Skip directly to search Skip directly to A to Z list Skip directly to page options Skip directly to site content

See a Doctor Before You Travel

It is important that you visit a travel medicine specialist or a doctor familiar with travel medicine to answer your questions and make specific recommendations for you. The best time to see the doctor is at least 4-6 weeks before your trip.

Our website provides general recommendations, but CDC cannot give you specific advice. Recommendations for vaccines and medicines depend on many factors that are specific to each person. Be sure to give your doctor all the information needed to make recommendations. Examples of these factors include:

Doctor talking to man

  • Where you are traveling within a country,
  • The length of your trip,
  • What types of activities you might do,
  • Other personal matters such as your age, medical and vaccine history, and current medical state.

Follow the advice of your doctor by getting the shots and medicines that are recommended for you.

  • Make sure that you are up-to-date with all of your routine vaccinations, including a seasonal flu vaccine.
  • Consider any recommended vaccines for your destination, and discuss any allergies, current medications, or other health concerns with your doctor.
  • If you have recently been sick or find yourself sick at the time of planned travel, see your doctor to discuss whether you should travel. Traveling while you are sick may put your health at risk or put others around you at risk for getting sick. See the section Making the Decision to Travel and Taking Care of Special Needs for more information.

For a more detailed list of things that might be helpful for your doctor to know before giving you advice, see How to Prepare for your Pre-Travel Appointment.

How to Find a Travel Clinic

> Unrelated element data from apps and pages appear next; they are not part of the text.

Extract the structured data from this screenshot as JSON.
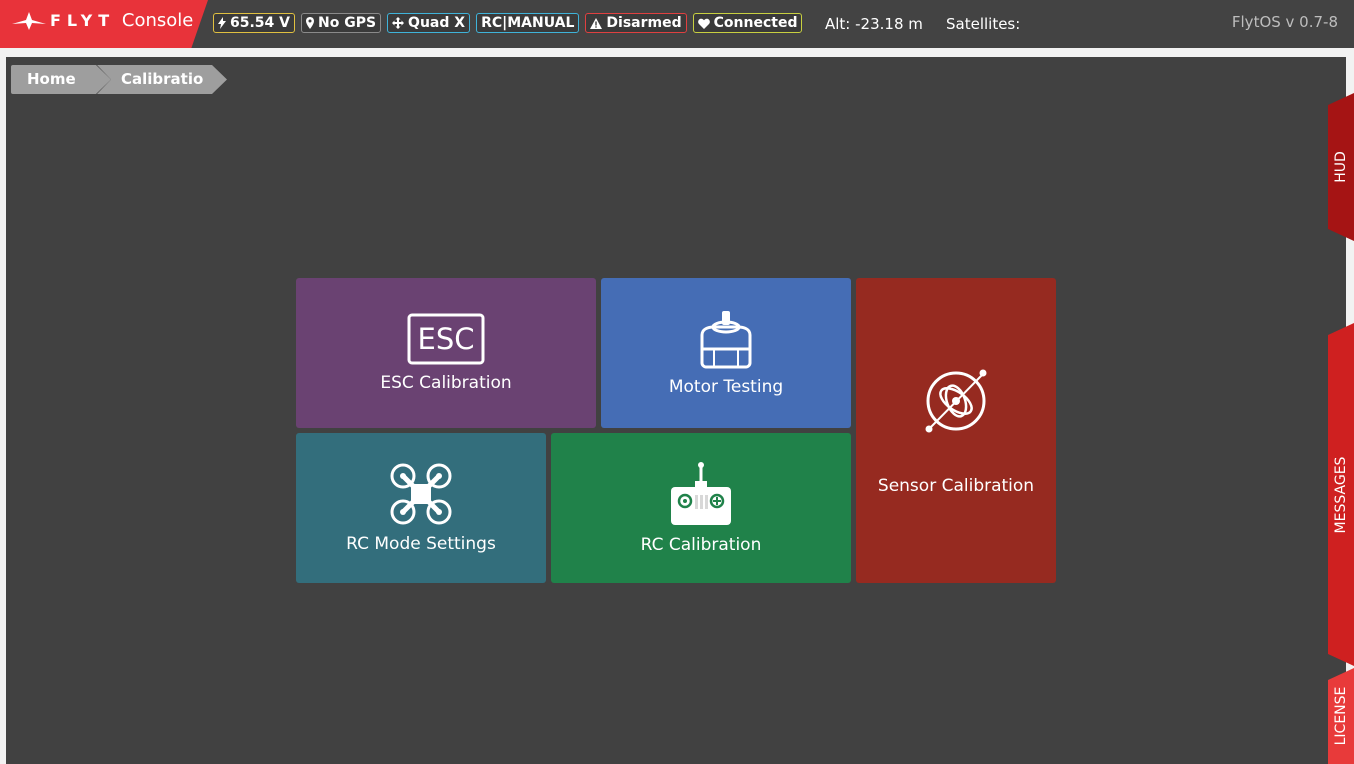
{
  "header": {
    "logo_brand": "FLYT",
    "logo_product": "Console",
    "badges": {
      "voltage": "65.54 V",
      "gps": "No GPS",
      "frame": "Quad X",
      "mode": "RC|MANUAL",
      "arm_state": "Disarmed",
      "connection": "Connected"
    },
    "altitude": "Alt: -23.18 m",
    "satellites": "Satellites:",
    "version": "FlytOS v 0.7-8"
  },
  "breadcrumb": {
    "home": "Home",
    "current": "Calibratio"
  },
  "tiles": {
    "esc": {
      "icon_text": "ESC",
      "label": "ESC Calibration",
      "color": "#6a4272"
    },
    "motor": {
      "label": "Motor Testing",
      "color": "#456db5"
    },
    "sensor": {
      "label": "Sensor Calibration",
      "color": "#962a20"
    },
    "rc_mode": {
      "label": "RC Mode Settings",
      "color": "#336e7c"
    },
    "rc_cal": {
      "label": "RC Calibration",
      "color": "#20824a"
    }
  },
  "side_tabs": {
    "hud": "HUD",
    "messages": "MESSAGES",
    "license": "LICENSE"
  },
  "colors": {
    "brand": "#e8333a",
    "topbar": "#434343",
    "panel": "#414141"
  }
}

  1. Public Health Departments - Many local or county health departments provide pre-travel advice and any needed shots or medicines. See the State Health Department Websites listing to access phone numbers and locations for county or local health departments. If health departments do not have travel clinics, they usually know who in the area provides services for travelers.
  2. Private Travel Clinics - You can also look for private clinics that can provide pre-travel advice. CDC recommends that travelers with more complex itineraries or travelers with health problems see doctors who specialize in travel medicine. Two professional medical organization websites that provide directories of private travel clinics are:
    1. The International Society of Travel Medicine (ISTM) and
    2. The American Society of Tropical Medicine and Hygiene (ASTMH).
  3. Yellow Fever Vaccination Clinics Registry – Yellow fever vaccine must be given by a registered provider. If you need a yellow fever vaccine for your travel destination, you can find a registered provider near you by using the online Yellow Fever Vaccination Clinics registry. Many of these clinics also give other travel-related vaccines and medications. (Click on the state where you live and search by city or county by changing the “Order clinics by” drop-down menu. Contact information for the yellow fever vaccine providers is given.)

CDC provides these directories as a courtesy to the public but does not endorse any health-care providers.